» TASK DIRECTIONS: Word by word and line by line, write out all of the records.

# # # # # # #

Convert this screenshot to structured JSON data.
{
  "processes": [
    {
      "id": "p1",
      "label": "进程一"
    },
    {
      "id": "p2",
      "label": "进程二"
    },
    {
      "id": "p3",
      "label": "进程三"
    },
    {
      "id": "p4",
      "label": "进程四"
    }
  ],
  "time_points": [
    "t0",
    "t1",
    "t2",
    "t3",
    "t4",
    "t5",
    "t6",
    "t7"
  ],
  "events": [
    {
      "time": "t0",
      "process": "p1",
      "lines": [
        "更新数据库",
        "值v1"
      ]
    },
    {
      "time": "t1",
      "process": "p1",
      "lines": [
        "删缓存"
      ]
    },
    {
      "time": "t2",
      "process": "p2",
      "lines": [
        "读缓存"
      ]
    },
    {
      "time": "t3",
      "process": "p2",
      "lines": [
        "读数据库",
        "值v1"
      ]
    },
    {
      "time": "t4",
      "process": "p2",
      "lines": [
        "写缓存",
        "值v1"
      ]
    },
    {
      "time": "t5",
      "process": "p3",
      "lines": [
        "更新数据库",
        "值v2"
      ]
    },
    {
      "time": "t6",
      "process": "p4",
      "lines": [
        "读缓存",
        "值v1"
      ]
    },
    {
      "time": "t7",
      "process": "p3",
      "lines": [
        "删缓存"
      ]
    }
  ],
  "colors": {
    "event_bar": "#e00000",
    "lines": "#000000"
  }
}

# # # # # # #

» EXPECTED OUTPUT:
Convert this screenshot to structured JSON data.
{
  "processes": [
    {
      "id": "p1",
      "label": "进程一"
    },
    {
      "id": "p2",
      "label": "进程二"
    },
    {
      "id": "p3",
      "label": "进程三"
    },
    {
      "id": "p4",
      "label": "进程四"
    }
  ],
  "time_points": [
    "t0",
    "t1",
    "t2",
    "t3",
    "t4",
    "t5",
    "t6",
    "t7"
  ],
  "events": [
    {
      "time": "t0",
      "process": "p1",
      "lines": [
        "更新数据库",
        "值v1"
      ]
    },
    {
      "time": "t1",
      "process": "p1",
      "lines": [
        "删缓存"
      ]
    },
    {
      "time": "t2",
      "process": "p2",
      "lines": [
        "读缓存"
      ]
    },
    {
      "time": "t3",
      "process": "p2",
      "lines": [
        "读数据库",
        "值v1"
      ]
    },
    {
      "time": "t4",
      "process": "p2",
      "lines": [
        "写缓存",
        "值v1"
      ]
    },
    {
      "time": "t5",
      "process": "p3",
      "lines": [
        "更新数据库",
        "值v2"
      ]
    },
    {
      "time": "t6",
      "process": "p4",
      "lines": [
        "读缓存",
        "值v1"
      ]
    },
    {
      "time": "t7",
      "process": "p3",
      "lines": [
        "删缓存"
      ]
    }
  ],
  "colors": {
    "event_bar": "#e00000",
    "lines": "#000000"
  }
}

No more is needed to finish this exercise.